Regular trips to see the eagles on Mull are being organised.

It isn’t just the royal family who are celebrating the arrival of a new baby – as a pair of Mull’s famous white-tailed eagles just beat them to it.

The eagles at the North West Mull Community Eagle Watch are believed to have hatched one egg sometime in the 24 hours before the royal birth was announced but rangers monitoring the nest from a distance were only able to confirm a feed this week.

All eyes are now on the public nest in the community-owned forest at West Ardhu to see if it is, in fact, twins for the eagle pair, who are known as Hope and Star.

The 12-year-old female Hope had become increasingly reluctant to leave the nest near Dervaig when her nine-year-old mate Star landed to take over incubation duties – a sure sign that she was hearing the chicks calling from inside the egg and did not want to leave them.

Sea eagle eggs hatch a day or two apart, so hopes were still high that there would be another arrival.

NW Mull community woodlands ranger Debby Thorne said: ‘It is a huge relief to get to this stage and to welcome a new eaglet into the world.

‘The weather has been less than ideal during the long 38 days of incubation, with unseasonably cold temperatures, wind and rain, but Hope and Star have sat it out and now we can start to enjoy watching them raise their new arrival.

‘We’re running two trips a day to the NW Mull eagle hide Monday to Friday at 11am and 2pm and we’ve already been sharing some fantastic eagle action with our visitors.’

Meanwhile, at the Mull Eagle Watch project at Craignure Golf Course, rangers are watching closely for any signs of a re-lay after the first clutch of eggs was damaged in a fight with another intruding sea eagle.

The eagles are still about and being seen by visitors there, and everyone is keeping everything crossed that a miracle might happen.

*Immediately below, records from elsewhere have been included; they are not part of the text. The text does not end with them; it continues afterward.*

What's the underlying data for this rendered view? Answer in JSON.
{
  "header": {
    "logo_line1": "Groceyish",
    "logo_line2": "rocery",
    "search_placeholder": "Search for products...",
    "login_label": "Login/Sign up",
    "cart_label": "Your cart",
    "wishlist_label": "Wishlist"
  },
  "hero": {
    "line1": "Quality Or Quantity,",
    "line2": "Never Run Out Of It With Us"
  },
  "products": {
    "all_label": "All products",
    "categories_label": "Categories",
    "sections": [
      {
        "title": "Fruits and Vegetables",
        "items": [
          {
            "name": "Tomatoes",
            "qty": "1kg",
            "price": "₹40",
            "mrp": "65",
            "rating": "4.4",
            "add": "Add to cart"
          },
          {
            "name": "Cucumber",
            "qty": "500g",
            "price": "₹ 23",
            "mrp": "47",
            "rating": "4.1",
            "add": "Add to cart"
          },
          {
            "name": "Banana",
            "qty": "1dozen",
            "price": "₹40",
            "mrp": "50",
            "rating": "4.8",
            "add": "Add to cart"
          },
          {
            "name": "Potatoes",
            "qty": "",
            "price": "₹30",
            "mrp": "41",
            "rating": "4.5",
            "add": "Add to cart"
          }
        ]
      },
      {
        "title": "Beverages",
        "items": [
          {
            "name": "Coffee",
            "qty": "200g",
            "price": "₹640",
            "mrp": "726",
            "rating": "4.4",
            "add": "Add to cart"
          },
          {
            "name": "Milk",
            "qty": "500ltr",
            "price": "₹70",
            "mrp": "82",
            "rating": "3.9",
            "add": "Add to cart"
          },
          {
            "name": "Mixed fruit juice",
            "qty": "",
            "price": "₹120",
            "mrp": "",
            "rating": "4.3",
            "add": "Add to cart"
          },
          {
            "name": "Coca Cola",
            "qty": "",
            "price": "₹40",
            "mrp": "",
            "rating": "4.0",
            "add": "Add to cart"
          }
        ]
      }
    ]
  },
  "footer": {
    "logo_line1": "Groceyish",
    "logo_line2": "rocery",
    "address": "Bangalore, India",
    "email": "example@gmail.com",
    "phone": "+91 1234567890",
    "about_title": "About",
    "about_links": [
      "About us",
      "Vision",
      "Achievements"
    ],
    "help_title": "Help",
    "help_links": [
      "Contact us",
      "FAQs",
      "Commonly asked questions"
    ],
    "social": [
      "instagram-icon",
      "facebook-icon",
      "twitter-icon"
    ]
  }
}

RSPB Mull officer Dave Sexton said: ‘We’re getting close now to the time limit of whether the golf course eagles Scalla and Anna could re-lay. It would be a very rare event but it’s not unknown if the first clutch is lost early on in incubation, which this one was.

‘We are watching their every move for positive signs but only time will tell.’
The project is a partnership with Mull and Iona Community Trust, Scottish Natural Heritage, Forest Enterprise Scotland, RSPB and Police Scotland.

Trips to both eagle watching projects can be booked via VisitScotland in Craignure on 01680 812556.